§ **Work instructions**: Could you retype the whole listing, word for word?

•••••

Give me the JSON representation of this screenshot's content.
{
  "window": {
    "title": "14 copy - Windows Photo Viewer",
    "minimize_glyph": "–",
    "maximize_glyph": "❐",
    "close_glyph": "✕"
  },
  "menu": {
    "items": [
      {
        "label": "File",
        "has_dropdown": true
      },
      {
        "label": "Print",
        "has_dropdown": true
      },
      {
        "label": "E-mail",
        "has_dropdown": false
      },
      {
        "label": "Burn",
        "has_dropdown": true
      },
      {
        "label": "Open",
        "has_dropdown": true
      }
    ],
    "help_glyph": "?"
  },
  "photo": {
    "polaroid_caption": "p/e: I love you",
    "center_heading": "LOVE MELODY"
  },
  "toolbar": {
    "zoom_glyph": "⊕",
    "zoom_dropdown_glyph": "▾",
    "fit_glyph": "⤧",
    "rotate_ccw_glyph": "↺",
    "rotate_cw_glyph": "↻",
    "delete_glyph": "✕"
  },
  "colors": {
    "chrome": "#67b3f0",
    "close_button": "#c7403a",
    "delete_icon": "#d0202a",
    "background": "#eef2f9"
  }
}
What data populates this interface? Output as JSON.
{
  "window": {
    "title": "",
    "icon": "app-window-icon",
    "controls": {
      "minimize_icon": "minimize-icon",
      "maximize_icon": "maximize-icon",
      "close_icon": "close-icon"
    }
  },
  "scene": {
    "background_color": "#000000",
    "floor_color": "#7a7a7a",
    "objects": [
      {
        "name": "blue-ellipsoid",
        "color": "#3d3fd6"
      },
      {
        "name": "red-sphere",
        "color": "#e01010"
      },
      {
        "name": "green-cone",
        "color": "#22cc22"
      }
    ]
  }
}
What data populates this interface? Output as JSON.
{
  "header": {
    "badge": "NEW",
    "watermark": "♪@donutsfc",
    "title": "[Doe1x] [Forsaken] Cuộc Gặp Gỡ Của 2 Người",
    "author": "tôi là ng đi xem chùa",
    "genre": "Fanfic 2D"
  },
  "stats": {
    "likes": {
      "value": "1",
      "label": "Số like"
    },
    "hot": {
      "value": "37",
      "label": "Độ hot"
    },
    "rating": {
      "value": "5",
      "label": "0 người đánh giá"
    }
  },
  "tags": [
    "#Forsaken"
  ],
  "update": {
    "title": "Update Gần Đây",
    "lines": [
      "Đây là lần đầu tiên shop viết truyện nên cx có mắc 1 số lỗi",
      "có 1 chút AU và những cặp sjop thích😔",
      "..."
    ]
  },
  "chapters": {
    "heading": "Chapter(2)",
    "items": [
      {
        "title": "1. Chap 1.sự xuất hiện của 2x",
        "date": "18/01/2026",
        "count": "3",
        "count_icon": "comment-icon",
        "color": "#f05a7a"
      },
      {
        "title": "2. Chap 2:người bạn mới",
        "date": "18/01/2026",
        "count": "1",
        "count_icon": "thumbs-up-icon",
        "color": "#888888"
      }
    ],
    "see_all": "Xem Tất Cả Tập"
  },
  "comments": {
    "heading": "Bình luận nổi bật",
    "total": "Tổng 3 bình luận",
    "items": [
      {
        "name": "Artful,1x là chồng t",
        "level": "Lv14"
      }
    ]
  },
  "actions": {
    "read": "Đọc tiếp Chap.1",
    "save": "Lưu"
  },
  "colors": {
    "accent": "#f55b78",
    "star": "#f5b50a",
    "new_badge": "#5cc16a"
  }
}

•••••

§ **Response box**:
Give me the JSON representation of this screenshot's content.
{
  "window": {
    "title": "14 copy - Windows Photo Viewer",
    "minimize_glyph": "–",
    "maximize_glyph": "❐",
    "close_glyph": "✕"
  },
  "menu": {
    "items": [
      {
        "label": "File",
        "has_dropdown": true
      },
      {
        "label": "Print",
        "has_dropdown": true
      },
      {
        "label": "E-mail",
        "has_dropdown": false
      },
      {
        "label": "Burn",
        "has_dropdown": true
      },
      {
        "label": "Open",
        "has_dropdown": true
      }
    ],
    "help_glyph": "?"
  },
  "photo": {
    "polaroid_caption": "p/e: I love you",
    "center_heading": "LOVE MELODY"
  },
  "toolbar": {
    "zoom_glyph": "⊕",
    "zoom_dropdown_glyph": "▾",
    "fit_glyph": "⤧",
    "rotate_ccw_glyph": "↺",
    "rotate_cw_glyph": "↻",
    "delete_glyph": "✕"
  },
  "colors": {
    "chrome": "#67b3f0",
    "close_button": "#c7403a",
    "delete_icon": "#d0202a",
    "background": "#eef2f9"
  }
}
What data populates this interface? Output as JSON.
{
  "window": {
    "title": "",
    "icon": "app-window-icon",
    "controls": {
      "minimize_icon": "minimize-icon",
      "maximize_icon": "maximize-icon",
      "close_icon": "close-icon"
    }
  },
  "scene": {
    "background_color": "#000000",
    "floor_color": "#7a7a7a",
    "objects": [
      {
        "name": "blue-ellipsoid",
        "color": "#3d3fd6"
      },
      {
        "name": "red-sphere",
        "color": "#e01010"
      },
      {
        "name": "green-cone",
        "color": "#22cc22"
      }
    ]
  }
}
What data populates this interface? Output as JSON.
{
  "header": {
    "badge": "NEW",
    "watermark": "♪@donutsfc",
    "title": "[Doe1x] [Forsaken] Cuộc Gặp Gỡ Của 2 Người",
    "author": "tôi là ng đi xem chùa",
    "genre": "Fanfic 2D"
  },
  "stats": {
    "likes": {
      "value": "1",
      "label": "Số like"
    },
    "hot": {
      "value": "37",
      "label": "Độ hot"
    },
    "rating": {
      "value": "5",
      "label": "0 người đánh giá"
    }
  },
  "tags": [
    "#Forsaken"
  ],
  "update": {
    "title": "Update Gần Đây",
    "lines": [
      "Đây là lần đầu tiên shop viết truyện nên cx có mắc 1 số lỗi",
      "có 1 chút AU và những cặp sjop thích😔",
      "..."
    ]
  },
  "chapters": {
    "heading": "Chapter(2)",
    "items": [
      {
        "title": "1. Chap 1.sự xuất hiện của 2x",
        "date": "18/01/2026",
        "count": "3",
        "count_icon": "comment-icon",
        "color": "#f05a7a"
      },
      {
        "title": "2. Chap 2:người bạn mới",
        "date": "18/01/2026",
        "count": "1",
        "count_icon": "thumbs-up-icon",
        "color": "#888888"
      }
    ],
    "see_all": "Xem Tất Cả Tập"
  },
  "comments": {
    "heading": "Bình luận nổi bật",
    "total": "Tổng 3 bình luận",
    "items": [
      {
        "name": "Artful,1x là chồng t",
        "level": "Lv14"
      }
    ]
  },
  "actions": {
    "read": "Đọc tiếp Chap.1",
    "save": "Lưu"
  },
  "colors": {
    "accent": "#f55b78",
    "star": "#f5b50a",
    "new_badge": "#5cc16a"
  }
}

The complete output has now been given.